=== Materials provided ===

-- Opening Marker --

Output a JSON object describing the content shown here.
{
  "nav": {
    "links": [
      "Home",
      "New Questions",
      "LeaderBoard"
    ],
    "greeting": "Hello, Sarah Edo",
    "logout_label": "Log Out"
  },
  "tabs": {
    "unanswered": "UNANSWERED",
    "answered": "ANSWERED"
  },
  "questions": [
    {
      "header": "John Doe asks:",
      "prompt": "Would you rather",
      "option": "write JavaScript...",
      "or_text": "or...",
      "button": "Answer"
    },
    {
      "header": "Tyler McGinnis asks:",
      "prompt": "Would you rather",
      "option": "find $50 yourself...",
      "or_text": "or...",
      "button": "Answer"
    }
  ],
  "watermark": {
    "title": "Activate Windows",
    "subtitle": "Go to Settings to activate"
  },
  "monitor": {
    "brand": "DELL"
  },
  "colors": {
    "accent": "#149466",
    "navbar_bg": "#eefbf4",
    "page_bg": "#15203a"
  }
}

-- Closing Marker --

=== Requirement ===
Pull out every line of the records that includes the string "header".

=== Response area ===
      "header": "John Doe asks:",
      "header": "Tyler McGinnis asks:",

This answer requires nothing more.